I promised myself that I would limit writing about the downsides of the season this week. We all know that it’s barely rained and that we need more. I would be remiss if I didn’t mention The Great Woodchuck Purge of 2016. We continue to fight for our right to parrr-tayyy…. oops, I mean, fight for our vegetables. They may have won the Spring/early Summer battle but we are on the offensive and are seeing positive results in our efforts to win the war. I hope I’m around long enough to hear the ballads about this epic showdown.
Alright, so on to the really awesome positive things happening on the farm! I know that I’ve mentioned this before, but we really have an amazing group of students this semester. They spend an intense 2 months on the farm during the Summer and we ask a lot of them. Most are taking other classes or working along with this class and I couldn’t be more impressed with how well and how hard they all have worked. There’s always some type of adversity during a farm season because so much is out of our control and our students have rolled right along with it. One of the things that really impresses me about the Sustainable Farming and Food Systems students, is the community that they build. We have folks from all different backgrounds, ages and experiences and they’ve really come together and formed a tight-knit group. There are 2 weeks left in their semester and I’m really proud of their growth. They just keep plugging away, working together to get everything done that needs to get done. This past week we continued to transplant, cultivate, water (the new term is crop savior), clear out the rest of our garlic, hand weed in the field, hill potatoes,
move rocks (lots of them), sucker and trellis tomatoes, fertilize, seed in the greenhouse and hand weed the ginger.
In addition to all of that work, we’ve had the opportunity to go on some great field trips. Two weeks ago we had the opportunity to visit the Wegmans Organic Farm in Canandaigua. Last week, we went to The Youth Farm Project in Danby and Shelterbelt Farm in Brooktondale. In between those two trips, we took a short visit to the American Legion in Danby, where 2 of our students are working on a demonstration garden plot where they will hosting farming/gardening workshops for Veterans.
On to this week’s CSA share!

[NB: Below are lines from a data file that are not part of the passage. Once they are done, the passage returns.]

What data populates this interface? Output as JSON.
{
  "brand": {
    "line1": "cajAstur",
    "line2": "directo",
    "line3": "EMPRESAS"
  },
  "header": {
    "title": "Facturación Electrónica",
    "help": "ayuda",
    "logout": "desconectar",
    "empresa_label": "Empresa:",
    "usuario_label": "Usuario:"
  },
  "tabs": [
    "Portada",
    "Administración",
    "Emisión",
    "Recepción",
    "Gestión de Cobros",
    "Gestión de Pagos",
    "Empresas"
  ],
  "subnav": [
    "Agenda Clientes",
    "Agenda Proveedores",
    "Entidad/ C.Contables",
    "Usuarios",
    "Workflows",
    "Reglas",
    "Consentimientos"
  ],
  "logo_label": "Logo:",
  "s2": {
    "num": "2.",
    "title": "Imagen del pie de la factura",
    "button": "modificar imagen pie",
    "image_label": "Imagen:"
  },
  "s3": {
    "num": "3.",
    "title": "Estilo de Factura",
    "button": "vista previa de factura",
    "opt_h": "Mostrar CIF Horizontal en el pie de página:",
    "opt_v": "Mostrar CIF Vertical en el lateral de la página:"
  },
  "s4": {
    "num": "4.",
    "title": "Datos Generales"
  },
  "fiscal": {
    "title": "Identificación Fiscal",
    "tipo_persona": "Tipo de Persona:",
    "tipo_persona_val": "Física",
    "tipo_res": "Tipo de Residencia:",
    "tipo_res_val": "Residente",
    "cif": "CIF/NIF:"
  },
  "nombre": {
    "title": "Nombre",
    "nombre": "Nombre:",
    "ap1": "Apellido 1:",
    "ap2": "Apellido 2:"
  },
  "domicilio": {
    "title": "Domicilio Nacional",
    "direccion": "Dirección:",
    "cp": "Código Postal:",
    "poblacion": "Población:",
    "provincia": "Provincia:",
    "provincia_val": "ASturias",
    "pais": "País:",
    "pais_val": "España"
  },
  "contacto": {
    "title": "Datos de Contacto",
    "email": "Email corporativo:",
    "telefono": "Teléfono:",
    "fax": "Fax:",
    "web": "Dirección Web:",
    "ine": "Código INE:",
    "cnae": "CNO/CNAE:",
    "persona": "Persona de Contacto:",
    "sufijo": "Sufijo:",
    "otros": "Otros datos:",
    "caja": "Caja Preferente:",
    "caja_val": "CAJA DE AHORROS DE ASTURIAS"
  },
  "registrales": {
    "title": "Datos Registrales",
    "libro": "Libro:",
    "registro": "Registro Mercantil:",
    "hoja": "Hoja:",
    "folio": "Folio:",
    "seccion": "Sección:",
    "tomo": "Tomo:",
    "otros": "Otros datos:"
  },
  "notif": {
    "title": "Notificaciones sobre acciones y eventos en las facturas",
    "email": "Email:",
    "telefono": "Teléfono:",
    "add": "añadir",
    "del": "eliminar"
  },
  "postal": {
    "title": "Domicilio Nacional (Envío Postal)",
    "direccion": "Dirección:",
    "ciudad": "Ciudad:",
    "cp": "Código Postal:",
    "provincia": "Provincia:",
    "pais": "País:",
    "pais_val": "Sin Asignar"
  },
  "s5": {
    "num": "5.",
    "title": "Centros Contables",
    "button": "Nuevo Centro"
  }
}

There will be garlic scapes, kale, chard and lettuce (aka, the staples), the last of the itty bitty, micro kohlrabi, and more basil. I’m hopeful that there will be enough cucumbers for at least 1 per share but we’ll have to see. There may also be some summer squash tomorrow. Our plants are starting to recover and are slowly starting to produce and our good friends over at Main St Farms may have a surplus. Another new item for tomorrow will be single serving cabbages. Now that all the broccoli has been eaten by the woodchucks, they are starting to move in on the cabbage. If we leave it in the field any longer, there may not be any left. The other new item for tomorrow will be….. the first maters of the season!!! I’m not sure how they will divide up yet but there are both heirloom and cherry tomatoes ripening in the hoophouse. There are also u-pick herbs available. It always seems like such a long wait for the first tomatoes but it is oh, so worth it. To fully appreciate locally grown tomatoes, I always enjoy sliced tomatoes with a little salt and a really good fresh bread, especially with the heirlooms. Throw in the fresh basil and now we’re talking next level kind of stuff. Drizzle a little balsamic and you’ll be in tomato eating heaven.
Until next time!!